Naturopathic doctors are only licensed to practice in the 25 jurisdictions listed above.

If you live in the United States and reside in one of the places mentioned above, one of the best ways to find a list of licensed NDs in your area is to use the American Association search tool. of Naturopathic Physician. With this tool, you can search for licensed NDs using a variety of parameters, including practice direction, treatment modalities, and insurance.

It is important to remember that some people may call themselves naturopaths or naturopathic physicians without ever being licensed. If you live in a state that allows NDs to be licensed, be sure to check your ND credentials to confirm that they have met all licensing requirements.

If you are wondering if an ND is right for you, it might be helpful to determine what your treatment goals are and, in turn, this can help you determine how naturopathic medicine might benefit you.

In many cases, naturopathic medicine is more beneficial for people who appreciate a more natural, less invasive approach to the prevention and treatment of chronic disease. This can be especially helpful for those with multiple health conditions because often these conditions are linked in ways that an ND can recognize and treat.

However, even outside of using naturopathic medicine as a primary approach, many people with chronic conditions can also benefit from having a naturopathic doctor as part of their healthcare team. And in some cases, an ND may already be part of your team. In fact, in 2018, there were 28 medical centers in the United States that employed one or more naturopathic physicians.

Naturopathic medicine is a branch of medicine that focuses on using a whole-body approach to prevent, diagnose, and treat medical conditions.

Although naturopathic medicine is banned in more than half of the United States, there are still 25 jurisdictions that allow licensed naturopathic physicians to practice medicine.

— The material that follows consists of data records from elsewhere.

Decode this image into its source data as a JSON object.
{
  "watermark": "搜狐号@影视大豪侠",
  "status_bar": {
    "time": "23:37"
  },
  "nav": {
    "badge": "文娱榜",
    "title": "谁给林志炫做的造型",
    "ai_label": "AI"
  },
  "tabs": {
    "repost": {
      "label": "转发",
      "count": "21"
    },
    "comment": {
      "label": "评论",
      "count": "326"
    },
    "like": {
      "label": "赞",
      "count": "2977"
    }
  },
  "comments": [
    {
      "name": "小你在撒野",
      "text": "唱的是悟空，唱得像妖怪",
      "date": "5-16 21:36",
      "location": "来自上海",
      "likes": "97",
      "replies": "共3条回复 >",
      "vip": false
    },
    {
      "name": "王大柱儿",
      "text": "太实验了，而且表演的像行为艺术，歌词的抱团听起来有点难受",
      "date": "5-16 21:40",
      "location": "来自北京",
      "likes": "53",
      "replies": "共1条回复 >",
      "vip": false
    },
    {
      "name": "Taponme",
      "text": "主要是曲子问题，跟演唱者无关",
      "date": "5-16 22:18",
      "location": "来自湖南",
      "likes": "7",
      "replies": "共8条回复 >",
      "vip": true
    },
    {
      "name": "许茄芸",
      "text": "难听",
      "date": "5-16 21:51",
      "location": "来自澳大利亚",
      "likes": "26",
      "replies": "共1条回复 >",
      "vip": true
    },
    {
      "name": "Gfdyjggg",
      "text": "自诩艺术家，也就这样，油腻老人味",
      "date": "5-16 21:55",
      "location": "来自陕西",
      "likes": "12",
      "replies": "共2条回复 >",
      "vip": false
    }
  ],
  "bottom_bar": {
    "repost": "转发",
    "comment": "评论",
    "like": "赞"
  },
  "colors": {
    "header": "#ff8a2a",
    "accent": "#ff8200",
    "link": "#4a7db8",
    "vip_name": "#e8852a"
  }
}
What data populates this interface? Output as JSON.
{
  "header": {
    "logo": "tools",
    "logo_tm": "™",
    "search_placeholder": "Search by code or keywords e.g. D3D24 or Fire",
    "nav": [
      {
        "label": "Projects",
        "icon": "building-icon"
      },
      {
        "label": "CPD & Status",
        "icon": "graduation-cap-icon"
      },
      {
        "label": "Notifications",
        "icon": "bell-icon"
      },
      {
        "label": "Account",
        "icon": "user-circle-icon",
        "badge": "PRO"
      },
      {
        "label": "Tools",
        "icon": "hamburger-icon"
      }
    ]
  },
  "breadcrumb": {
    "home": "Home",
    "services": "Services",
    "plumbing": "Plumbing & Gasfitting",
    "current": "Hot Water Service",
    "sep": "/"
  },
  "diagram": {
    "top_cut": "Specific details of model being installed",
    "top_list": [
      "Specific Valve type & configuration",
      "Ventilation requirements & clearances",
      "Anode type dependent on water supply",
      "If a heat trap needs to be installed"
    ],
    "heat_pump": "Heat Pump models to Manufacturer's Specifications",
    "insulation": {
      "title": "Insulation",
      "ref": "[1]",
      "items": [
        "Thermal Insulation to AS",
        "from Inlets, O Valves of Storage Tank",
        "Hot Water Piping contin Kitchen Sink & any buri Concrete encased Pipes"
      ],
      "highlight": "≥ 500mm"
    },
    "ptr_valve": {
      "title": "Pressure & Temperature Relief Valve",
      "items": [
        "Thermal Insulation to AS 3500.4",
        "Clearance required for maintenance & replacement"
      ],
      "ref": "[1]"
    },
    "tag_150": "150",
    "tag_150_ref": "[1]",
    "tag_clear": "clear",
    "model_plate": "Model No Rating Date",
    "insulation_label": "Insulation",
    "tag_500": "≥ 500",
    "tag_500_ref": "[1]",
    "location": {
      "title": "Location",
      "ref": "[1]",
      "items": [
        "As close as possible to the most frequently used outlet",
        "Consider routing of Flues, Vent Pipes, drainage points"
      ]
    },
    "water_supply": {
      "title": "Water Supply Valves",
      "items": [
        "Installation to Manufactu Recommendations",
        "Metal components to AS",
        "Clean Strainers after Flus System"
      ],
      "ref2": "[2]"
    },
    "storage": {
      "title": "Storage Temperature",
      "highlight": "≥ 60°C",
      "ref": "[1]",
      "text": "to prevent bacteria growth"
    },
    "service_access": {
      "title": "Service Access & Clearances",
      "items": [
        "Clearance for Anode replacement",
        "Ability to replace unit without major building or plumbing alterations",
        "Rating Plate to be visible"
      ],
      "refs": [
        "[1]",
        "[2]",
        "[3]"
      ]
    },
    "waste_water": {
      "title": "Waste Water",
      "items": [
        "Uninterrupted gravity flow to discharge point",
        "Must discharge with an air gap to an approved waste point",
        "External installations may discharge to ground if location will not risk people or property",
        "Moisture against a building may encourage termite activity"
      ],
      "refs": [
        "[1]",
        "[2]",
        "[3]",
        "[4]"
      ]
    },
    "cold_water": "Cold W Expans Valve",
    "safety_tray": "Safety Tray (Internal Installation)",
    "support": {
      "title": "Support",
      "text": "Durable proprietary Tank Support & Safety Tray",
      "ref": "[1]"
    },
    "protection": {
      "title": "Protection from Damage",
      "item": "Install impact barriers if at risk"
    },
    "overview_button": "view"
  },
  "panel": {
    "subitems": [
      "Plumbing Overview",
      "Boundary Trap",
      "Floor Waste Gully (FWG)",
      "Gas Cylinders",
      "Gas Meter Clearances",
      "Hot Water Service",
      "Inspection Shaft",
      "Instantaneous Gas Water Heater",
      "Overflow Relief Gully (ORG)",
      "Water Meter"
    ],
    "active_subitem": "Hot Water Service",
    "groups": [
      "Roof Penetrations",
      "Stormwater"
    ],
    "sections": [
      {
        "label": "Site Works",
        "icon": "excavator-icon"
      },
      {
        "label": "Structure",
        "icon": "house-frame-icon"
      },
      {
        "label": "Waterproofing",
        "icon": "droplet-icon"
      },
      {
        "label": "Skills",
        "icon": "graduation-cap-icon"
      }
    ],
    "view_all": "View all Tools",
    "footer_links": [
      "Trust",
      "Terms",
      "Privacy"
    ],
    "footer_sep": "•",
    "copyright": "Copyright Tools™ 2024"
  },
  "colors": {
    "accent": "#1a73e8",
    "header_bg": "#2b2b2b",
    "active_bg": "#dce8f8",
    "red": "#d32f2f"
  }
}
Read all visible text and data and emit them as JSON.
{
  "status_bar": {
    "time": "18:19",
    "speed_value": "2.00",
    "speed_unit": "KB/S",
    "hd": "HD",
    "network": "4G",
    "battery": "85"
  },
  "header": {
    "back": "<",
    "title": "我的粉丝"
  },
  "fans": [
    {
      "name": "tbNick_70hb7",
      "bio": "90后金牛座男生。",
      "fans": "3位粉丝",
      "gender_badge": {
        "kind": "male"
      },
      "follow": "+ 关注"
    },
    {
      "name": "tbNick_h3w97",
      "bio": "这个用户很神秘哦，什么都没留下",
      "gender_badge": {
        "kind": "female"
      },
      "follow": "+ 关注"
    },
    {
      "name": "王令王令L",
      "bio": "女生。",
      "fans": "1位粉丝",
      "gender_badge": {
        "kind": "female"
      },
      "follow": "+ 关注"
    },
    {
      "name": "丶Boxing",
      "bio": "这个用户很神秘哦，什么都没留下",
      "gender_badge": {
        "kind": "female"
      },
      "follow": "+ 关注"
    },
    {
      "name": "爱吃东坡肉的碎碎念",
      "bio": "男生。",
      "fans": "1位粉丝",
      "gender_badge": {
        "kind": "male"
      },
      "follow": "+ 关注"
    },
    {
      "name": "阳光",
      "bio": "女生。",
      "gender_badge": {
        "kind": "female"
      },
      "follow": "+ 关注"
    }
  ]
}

If you want to learn more about other types of alternative medicine, check out our Healthline Natural hub or the Natural Medicine Journal.